A few months ago, Apple unveiled three series of computers powered by its own M1 chip, designed to replace Intel’s processors. The chips are notable for being based on the ARM architecture instead of the x86 architecture traditionally used in personal computers. In essence, the Apple M1 is a direct relative of the iPhone and iPad processors. If everything goes according to plan, Apple will be able to switch completely to its own processors and unify its software under a single architecture.
Leaving aside the current pros and cons performance-wise, we took a look at the innovation from a security perspective. Bad news: Just a few months after the release of the first Apple M1 computers, virus writers had already adapted several malware families to the new processor.
What makes Apple M1 malware unique?
In terms of malicious functionality, absolutely nothing distinguishes M1 malware from “regular” malware. It can run natively on Mac computers with M1 chips, that’s the difference. Developers recompiled their code and adapted the malware to the new architecture to make it work more efficiently. Essentially, the M1 adaptation drive is just more evidence that virus writers are motivated to keep their creations up to date.
Does that mean old malware doesn’t work on computers with the Apple M1?
Unfortunately, malware adapted for M1 is an addition, not merely a replacement. Apple uses the Rosetta 2 system to make the transition from one platform to another seamless. Roughly speaking, it translates old program code written for the Intel x86 series into a form that the M1 can digest.
Rosetta doesn’t distinguish legitimate programs from malicious ones; it runs x86 malware as readily as any other app. But it is always more convenient to work without an intermediary, which is why some virus writers adapted their handiwork for the Apple M1.
Are older computers immune to M1 malware?
The new malicious programs for the Apple M1 are not fundamentally new; they’re modifications of old ones. Cybercriminals tend to release the updated versions in a hybrid format, compatible with both platforms.
How many varieties of M1 malware are out there?
Our researchers have reliably identified four families already adapted for the M1. The first, known as XCSSET, infects Xcode projects and allows attackers to do all kinds of nasty stuff on the victim’s Mac. The second is Silver Sparrow, which recently made a media splash and is spreading far faster than the first. The third and fourth known M1-malware varieties are adware from the Pirrit and Bnodlero families.
Hardcore techies can check out our technical breakdown of all four families.
How can you guard against M1 malware?

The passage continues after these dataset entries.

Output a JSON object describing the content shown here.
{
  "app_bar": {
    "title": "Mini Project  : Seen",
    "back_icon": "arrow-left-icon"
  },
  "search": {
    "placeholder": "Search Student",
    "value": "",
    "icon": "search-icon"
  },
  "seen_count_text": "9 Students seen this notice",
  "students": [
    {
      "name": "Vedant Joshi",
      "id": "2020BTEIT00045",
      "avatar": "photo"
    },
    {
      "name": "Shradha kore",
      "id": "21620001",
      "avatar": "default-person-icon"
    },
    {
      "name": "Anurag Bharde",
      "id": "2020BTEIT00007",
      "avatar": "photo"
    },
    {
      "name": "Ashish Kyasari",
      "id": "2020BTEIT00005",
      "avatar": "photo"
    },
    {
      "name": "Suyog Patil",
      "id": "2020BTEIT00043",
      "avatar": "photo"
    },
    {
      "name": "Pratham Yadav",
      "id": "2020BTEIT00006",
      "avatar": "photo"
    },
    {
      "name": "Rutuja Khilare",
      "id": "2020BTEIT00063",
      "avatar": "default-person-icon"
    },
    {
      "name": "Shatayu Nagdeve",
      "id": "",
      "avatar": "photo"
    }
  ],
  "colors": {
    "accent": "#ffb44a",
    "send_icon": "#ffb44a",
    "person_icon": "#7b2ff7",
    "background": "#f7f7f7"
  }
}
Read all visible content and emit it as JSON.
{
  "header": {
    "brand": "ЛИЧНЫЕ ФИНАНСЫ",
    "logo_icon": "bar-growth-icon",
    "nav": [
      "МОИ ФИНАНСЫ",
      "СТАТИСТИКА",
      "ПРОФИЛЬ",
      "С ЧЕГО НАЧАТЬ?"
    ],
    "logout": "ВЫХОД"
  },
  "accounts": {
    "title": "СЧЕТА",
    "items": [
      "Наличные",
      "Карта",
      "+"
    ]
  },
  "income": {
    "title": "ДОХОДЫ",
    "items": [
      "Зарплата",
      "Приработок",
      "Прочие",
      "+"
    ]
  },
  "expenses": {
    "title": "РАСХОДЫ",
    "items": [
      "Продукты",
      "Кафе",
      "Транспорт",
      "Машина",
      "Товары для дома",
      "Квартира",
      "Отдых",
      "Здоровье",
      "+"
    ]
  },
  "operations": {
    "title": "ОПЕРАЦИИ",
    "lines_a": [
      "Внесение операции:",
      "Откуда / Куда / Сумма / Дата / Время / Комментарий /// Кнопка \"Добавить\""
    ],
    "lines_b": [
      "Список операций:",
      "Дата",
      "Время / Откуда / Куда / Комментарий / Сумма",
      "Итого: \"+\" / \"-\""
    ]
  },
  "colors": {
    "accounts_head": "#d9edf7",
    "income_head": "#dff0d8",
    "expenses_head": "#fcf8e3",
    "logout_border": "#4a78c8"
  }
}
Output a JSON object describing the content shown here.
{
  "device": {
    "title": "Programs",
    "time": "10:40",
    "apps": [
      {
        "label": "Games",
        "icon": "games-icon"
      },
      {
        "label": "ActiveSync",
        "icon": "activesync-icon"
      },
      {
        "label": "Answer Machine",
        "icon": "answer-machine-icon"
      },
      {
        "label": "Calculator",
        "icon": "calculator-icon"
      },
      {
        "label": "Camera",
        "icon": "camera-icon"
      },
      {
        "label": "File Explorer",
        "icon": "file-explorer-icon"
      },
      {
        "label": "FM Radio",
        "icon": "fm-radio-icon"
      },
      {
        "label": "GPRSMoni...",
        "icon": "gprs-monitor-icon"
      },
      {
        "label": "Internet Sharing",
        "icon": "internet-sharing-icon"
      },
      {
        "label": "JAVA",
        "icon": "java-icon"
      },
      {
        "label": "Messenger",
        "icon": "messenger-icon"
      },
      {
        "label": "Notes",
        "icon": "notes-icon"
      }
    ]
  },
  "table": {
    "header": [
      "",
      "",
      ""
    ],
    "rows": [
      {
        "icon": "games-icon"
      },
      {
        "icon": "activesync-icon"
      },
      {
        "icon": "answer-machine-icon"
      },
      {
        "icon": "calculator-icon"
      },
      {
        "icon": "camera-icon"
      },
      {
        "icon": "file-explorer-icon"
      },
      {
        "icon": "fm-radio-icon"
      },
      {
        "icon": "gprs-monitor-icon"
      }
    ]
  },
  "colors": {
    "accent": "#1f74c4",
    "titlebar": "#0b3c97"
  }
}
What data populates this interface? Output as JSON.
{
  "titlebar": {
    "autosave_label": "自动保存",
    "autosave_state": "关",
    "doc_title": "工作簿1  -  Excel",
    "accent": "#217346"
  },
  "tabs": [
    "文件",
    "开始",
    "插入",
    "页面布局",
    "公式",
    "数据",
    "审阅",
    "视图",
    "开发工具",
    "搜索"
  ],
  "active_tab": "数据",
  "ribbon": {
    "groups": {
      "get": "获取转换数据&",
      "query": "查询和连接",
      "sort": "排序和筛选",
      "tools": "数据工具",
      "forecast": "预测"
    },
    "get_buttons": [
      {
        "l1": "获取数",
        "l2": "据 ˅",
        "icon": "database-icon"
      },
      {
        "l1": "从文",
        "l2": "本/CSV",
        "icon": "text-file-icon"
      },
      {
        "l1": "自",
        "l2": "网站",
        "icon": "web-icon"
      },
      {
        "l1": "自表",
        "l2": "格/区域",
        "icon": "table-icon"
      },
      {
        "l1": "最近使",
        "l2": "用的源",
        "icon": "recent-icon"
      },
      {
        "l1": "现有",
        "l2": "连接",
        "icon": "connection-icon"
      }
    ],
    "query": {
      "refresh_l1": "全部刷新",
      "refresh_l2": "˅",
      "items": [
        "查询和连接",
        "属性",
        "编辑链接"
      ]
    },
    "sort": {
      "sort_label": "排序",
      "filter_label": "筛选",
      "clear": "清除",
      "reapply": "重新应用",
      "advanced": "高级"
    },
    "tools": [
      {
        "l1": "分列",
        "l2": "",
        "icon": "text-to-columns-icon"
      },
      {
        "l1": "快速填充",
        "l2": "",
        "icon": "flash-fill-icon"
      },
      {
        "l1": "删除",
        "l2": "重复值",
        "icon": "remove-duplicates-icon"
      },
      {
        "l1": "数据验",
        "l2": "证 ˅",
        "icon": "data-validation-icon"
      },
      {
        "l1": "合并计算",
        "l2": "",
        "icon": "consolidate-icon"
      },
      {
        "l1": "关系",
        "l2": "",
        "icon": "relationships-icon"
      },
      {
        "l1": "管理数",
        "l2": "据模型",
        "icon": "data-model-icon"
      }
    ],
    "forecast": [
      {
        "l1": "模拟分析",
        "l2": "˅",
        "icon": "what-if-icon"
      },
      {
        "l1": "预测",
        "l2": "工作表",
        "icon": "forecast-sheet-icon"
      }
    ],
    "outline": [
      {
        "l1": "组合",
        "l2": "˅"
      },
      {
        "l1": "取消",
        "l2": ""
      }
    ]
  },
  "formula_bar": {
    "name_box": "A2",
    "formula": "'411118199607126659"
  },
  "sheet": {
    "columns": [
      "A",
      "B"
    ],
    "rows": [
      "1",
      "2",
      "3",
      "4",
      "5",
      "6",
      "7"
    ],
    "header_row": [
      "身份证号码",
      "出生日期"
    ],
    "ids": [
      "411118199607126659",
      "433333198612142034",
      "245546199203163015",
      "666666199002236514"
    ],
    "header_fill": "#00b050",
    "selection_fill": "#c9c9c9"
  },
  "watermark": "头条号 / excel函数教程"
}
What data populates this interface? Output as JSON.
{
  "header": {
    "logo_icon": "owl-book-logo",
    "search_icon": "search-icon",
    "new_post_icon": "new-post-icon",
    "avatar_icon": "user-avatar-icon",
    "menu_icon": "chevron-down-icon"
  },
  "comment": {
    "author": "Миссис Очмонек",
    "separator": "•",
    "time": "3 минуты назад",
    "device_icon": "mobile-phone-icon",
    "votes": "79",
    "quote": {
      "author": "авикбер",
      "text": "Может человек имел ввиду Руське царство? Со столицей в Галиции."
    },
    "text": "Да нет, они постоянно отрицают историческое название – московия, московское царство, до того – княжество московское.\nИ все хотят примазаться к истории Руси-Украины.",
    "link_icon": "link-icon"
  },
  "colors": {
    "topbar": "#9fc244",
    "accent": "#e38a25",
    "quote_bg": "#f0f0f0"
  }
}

Probably the most important advice for Mac users is not to become complacent just because Apple devices are supposedly safer than others, and to adhere to all the usual rules of digital hygiene:
- Do not follow suspicious links;
- Do not download suspicious files or apps;
- Do not install apps from untrusted sources;
- Use reliable security solutions that detect and neutralize this new breed of malware pests.